Write an essay that describes a future life that closely relates to what my school does best – and connect the dots for me explicitly. Take me and my admissions committee colleagues by the hand and show us that future in specific language. Then work from where you are today and step through your time in our program to show how you achieve that vision you already articulated. Step by step in your essay, show how MY PROGRAM will benefit you. Mention my school’s name at least two times: once in the opening where you show my that this program is the top choice for you, and once toward the last 25% of the essay where you remind me that there simply is no other choice for you. Now in the middle, here is what I want to see in the essay: some detail about my program that is NOT taken from the admissions website. Go beyond the cursory review of our marketing materials and tell me something that proves you have done some real due diligence. If my program is really proud of our team based practicum or project, don’t just say that “your team project will help me develop leadership and teamwork skills.” Go way beyond that. I really like it when you mention a specific professor’s name and something about their current research interests that will benefit you if you are admitted to the program. I also like applicants that write about the conversations they have had with 3-4 alumni of the program and specific insights that lead you to know this is the only program for you.
I like to see your commitment to the school, but I hate it when your application to my school is an obvious backup. When my staff interviews you and can tell you have no commitment, I don’t want to offer you admission. If I admit you and you are obviously going somewhere else, it drags down something called the “yield rate” and I hate that. My admissions colleagues and I would love to enroll everyone or nearly everyone that we admit, but the truth is we don’t get anywhere near 100% yield. If you can’t convince the admissions committee that you are genuinely interested in my school and that we have a good shot at seeing you enroll if admitted, then we prefer not to admit. I don’t care if you have a 770 GMAT, 3.85 GPA from an honors program at a tough university, plus four years of perfectly related work experience. If you show in the application process that our school is a backup, then you can go somewhere else and we will help you with that decision by not admitting you. I don’t want to be a backup and nobody else does either.
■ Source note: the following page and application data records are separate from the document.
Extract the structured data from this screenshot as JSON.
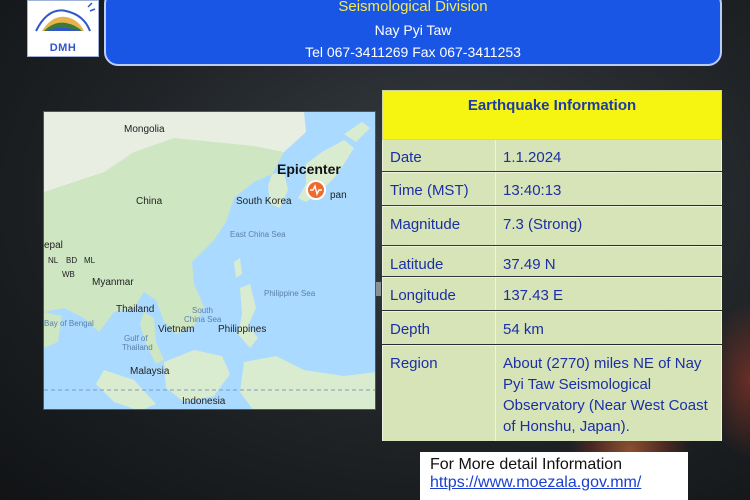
{
  "header": {
    "division": "Seismological Division",
    "city": "Nay Pyi Taw",
    "contact": "Tel 067-3411269 Fax 067-3411253"
  },
  "logo": {
    "text": "DMH"
  },
  "map": {
    "epicenter_label": "Epicenter",
    "places": {
      "mongolia": "Mongolia",
      "china": "China",
      "south_korea": "South Korea",
      "japan_partial": "pan",
      "east_china_sea": "East China Sea",
      "nepal_partial": "epal",
      "bd": "BD",
      "ml": "ML",
      "nl": "NL",
      "wb": "WB",
      "myanmar": "Myanmar",
      "philippine_sea": "Philippine Sea",
      "thailand": "Thailand",
      "south": "South",
      "china_sea": "China Sea",
      "bay_of_bengal": "Bay of Bengal",
      "vietnam": "Vietnam",
      "philippines": "Philippines",
      "gulf_of": "Gulf of",
      "thailand_gulf": "Thailand",
      "malaysia": "Malaysia",
      "indonesia": "Indonesia"
    }
  },
  "info": {
    "title": "Earthquake Information",
    "rows": [
      {
        "label": "Date",
        "value": "1.1.2024"
      },
      {
        "label": "Time (MST)",
        "value": "13:40:13"
      },
      {
        "label": "Magnitude",
        "value": "7.3 (Strong)"
      },
      {
        "label": "Latitude",
        "value": "37.49 N"
      },
      {
        "label": "Longitude",
        "value": "137.43 E"
      },
      {
        "label": "Depth",
        "value": "54 km"
      },
      {
        "label": "Region",
        "value": "About (2770) miles NE of Nay Pyi Taw Seismological Observatory (Near West Coast of Honshu, Japan)."
      }
    ]
  },
  "more": {
    "text": "For More detail Information",
    "link": "https://www.moezala.gov.mm/"
  },
  "colors": {
    "header_bg": "#1a56e6",
    "header_title": "#f3ea55",
    "table_title_bg": "#f5f511",
    "table_row_bg": "#d6e4b8",
    "table_text": "#1b2fa6",
    "epicenter": "#f06a2a"
  }
}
I’m sorry I didn’t have enough time to write you a shorter letter. I have wanted to tell you these things for some time now. Please don’t let them get in the way of our possible continued relationship. It’s just that I’m in the business of recruiting future alumni so I have to be sure you can do the work and that you have a passion for my university. I need to see that you know enough about my school to make this commitment, after all you will be an alum for life.
I’m sorry if I’ve been a little curt with you, but as an Admissions Director for a school I don’t often get to speak freely to candidates. A lot of political correctness and statistical gamesmanship color my language. It’s just the world Admissions Directors live in. I hope you can understand.
The Admissions Director
PS: if this manifesto opens a new (candid) way of communicating with each other, let me know. I’d love to respond to your comments.